Getting a job in another country as a foreign resident is no easy thing. Often, it’s impossible. But, at this point of your life, do you really want to go to work for someone else anyway?

Much better to start your own thing.

Those of us who’ve grown up in the developed world have a serious leg up on the local competition in the developing one. Show up in a place like Belize, Nicaragua, Colombia, Ecuador, or Panama, and you’ll notice all kinds of market gaps. Products and services you’d be willing to bet would be welcome are missing altogether… and others that are available are fulfilled so inefficiently and unreliably as to, again, leave big niches wide open.

Funding Your New Life Overseas

So start a business. A messenger service (as did a friend a decade ago in Bucharest, where he noticed that all the local messenger services were unreliable… his is today the biggest in town)… or a self-storage facility (as did another friend years ago in Nicaragua, again very successfully), for example.

Or maybe put your years of professional experience to good use. You could start an auto-repair service (one of your fellow readers has done this in Coronado, Panama), a pool consulting business (another reader has done this on Roatan, Honduras), or a design consulting firm (helping other expats decorate their new homes).

You could service the local tourist trade with a restaurant, a bar, a bakery, a guesthouse, or a gîte
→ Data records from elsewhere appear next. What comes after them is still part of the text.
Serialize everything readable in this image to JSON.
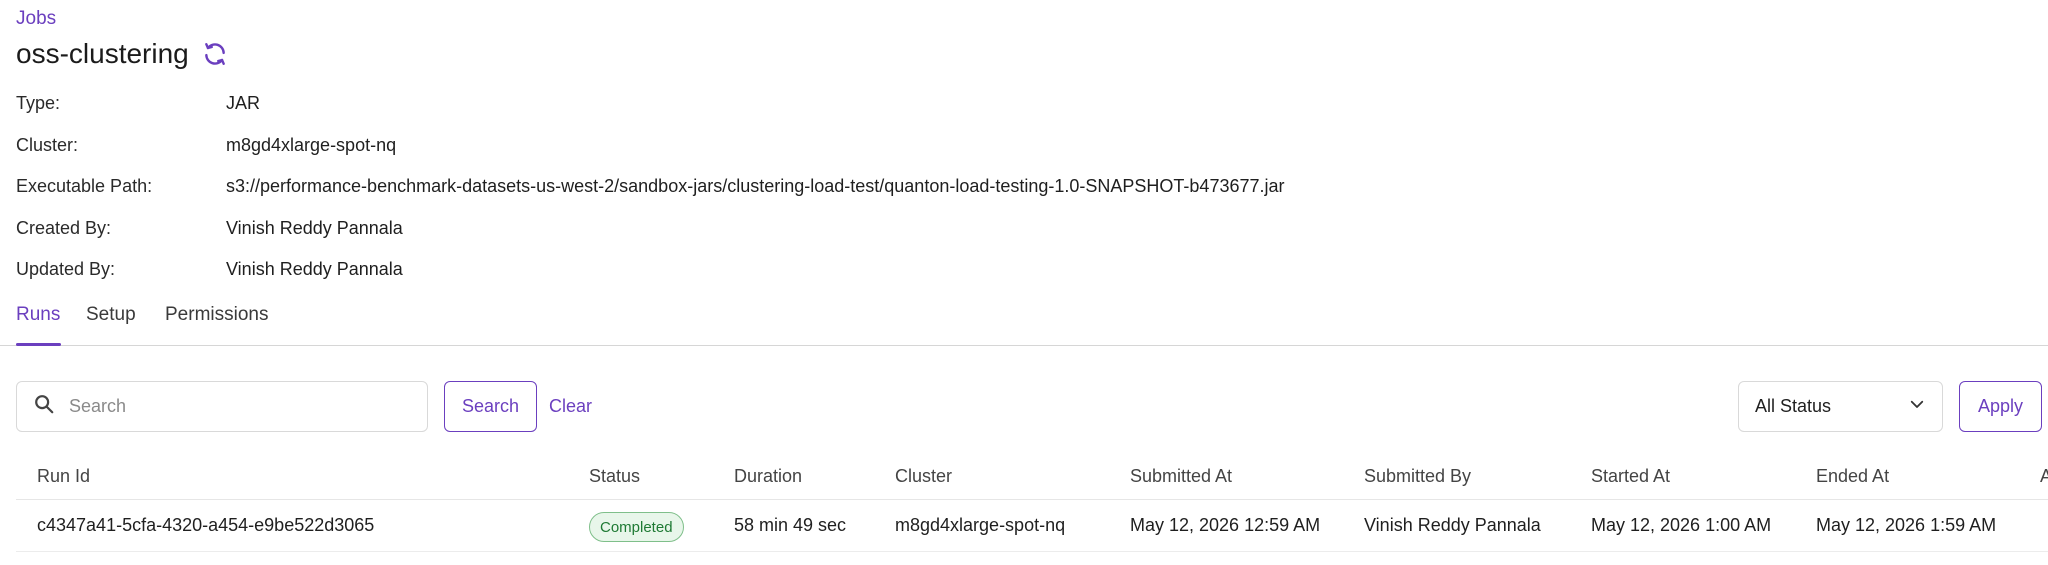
{
  "breadcrumb": {
    "label": "Jobs"
  },
  "page": {
    "title": "oss-clustering"
  },
  "details": [
    {
      "label": "Type:",
      "value": "JAR",
      "is_link": false
    },
    {
      "label": "Cluster:",
      "value": "m8gd4xlarge-spot-nq",
      "is_link": true
    },
    {
      "label": "Executable Path:",
      "value": "s3://performance-benchmark-datasets-us-west-2/sandbox-jars/clustering-load-test/quanton-load-testing-1.0-SNAPSHOT-b473677.jar",
      "is_link": false
    },
    {
      "label": "Created By:",
      "value": "Vinish Reddy Pannala",
      "is_link": false
    },
    {
      "label": "Updated By:",
      "value": "Vinish Reddy Pannala",
      "is_link": false
    }
  ],
  "tabs": [
    {
      "label": "Runs",
      "active": true
    },
    {
      "label": "Setup",
      "active": false
    },
    {
      "label": "Permissions",
      "active": false
    }
  ],
  "filters": {
    "search_placeholder": "Search",
    "search_value": "",
    "search_button": "Search",
    "clear_button": "Clear",
    "status_selected": "All Status",
    "apply_button": "Apply"
  },
  "table": {
    "headers": [
      "Run Id",
      "Status",
      "Duration",
      "Cluster",
      "Submitted At",
      "Submitted By",
      "Started At",
      "Ended At",
      "A"
    ],
    "rows": [
      {
        "run_id": "c4347a41-5cfa-4320-a454-e9be522d3065",
        "status": "Completed",
        "duration": "58 min 49 sec",
        "cluster": "m8gd4xlarge-spot-nq",
        "submitted_at": "May 12, 2026 12:59 AM",
        "submitted_by": "Vinish Reddy Pannala",
        "started_at": "May 12, 2026 1:00 AM",
        "ended_at": "May 12, 2026 1:59 AM"
      }
    ]
  },
  "colors": {
    "accent": "#6b3fbf",
    "status_completed_bg": "#e8f6ea",
    "status_completed_text": "#1f7a34"
  },
  "icons": [
    "refresh-icon",
    "search-icon",
    "chevron-down-icon"
  ]
}
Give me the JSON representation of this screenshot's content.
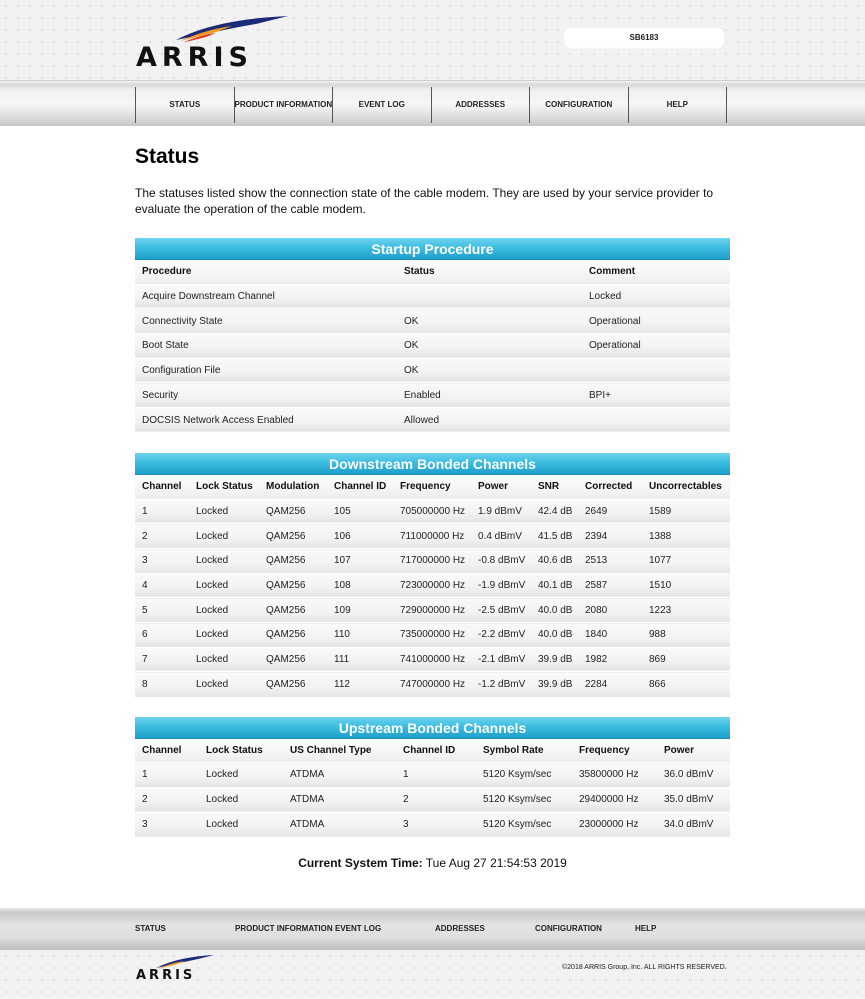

Setting up an operation in another country takes time and some start-up capital. (On the other hand, starting a local retail business can be a great way to connect with your new community while filling a local market niche.)

If a bricks and mortar operation (and all the hassles that go along with one), doesn’t interest you, go virtual. Teach long distance over the Internet. Consult. Coach. Process forms for a bank or a tax agency long distance. I know people doing every one of these things right now to earn an income in places where they decided they wanted to live but then realized they couldn’t quite afford.

You could also earn your way around the world as a travel writer, a copywriter, a photographer…

Or maybe start a franchise.

When we moved to Panama City, one of Lief’s first thoughts was, “Let’s open a Taco Bell!”

Lief likes Taco Bell. No Panama City when we arrived on the scene, so Lief began looking into franchise opportunities with the king of fast taco food… only to discover that, in fact, the franchise for Panama had been purchased and the first Taco Bell was to open soon.

It did. Today there are at least six across Panama City, all doing well as far as we can tell. Certainly, Lief does his part to keep the taco revenues flowing.

Kathleen Peddicord

Mailbag

“Lief, I read all your e-letters and subscribe to your other letters, including your wife’s.

“The question I have is this: Recently you discussed reporting to the United States about banking offshore. You mentioned financial assets in your email.

“I understand that bank accounts must be reported. However, do you have to report if you own say collectable stamps, rare earth metals, and silver/gold? “Additionally, if you purchase a condo in Panama or Colombia, do you have to report this, as well?

“I will await your reply. Again thanks for all the information you and your wife provide, as it’s valuable to all.”

J.B.

Yes, you have to report any foreign bank accounts along with all foreign financial assets on Form 8938 if you meet the threshold for reporting. In fact, foreign bank accounts must be reported both on the Form 8938 and the FBAR.

However, no, you are not required to report stamps, metals held personally or on your behalf (as long as they are identifiable as yours), or real estate held in your own name.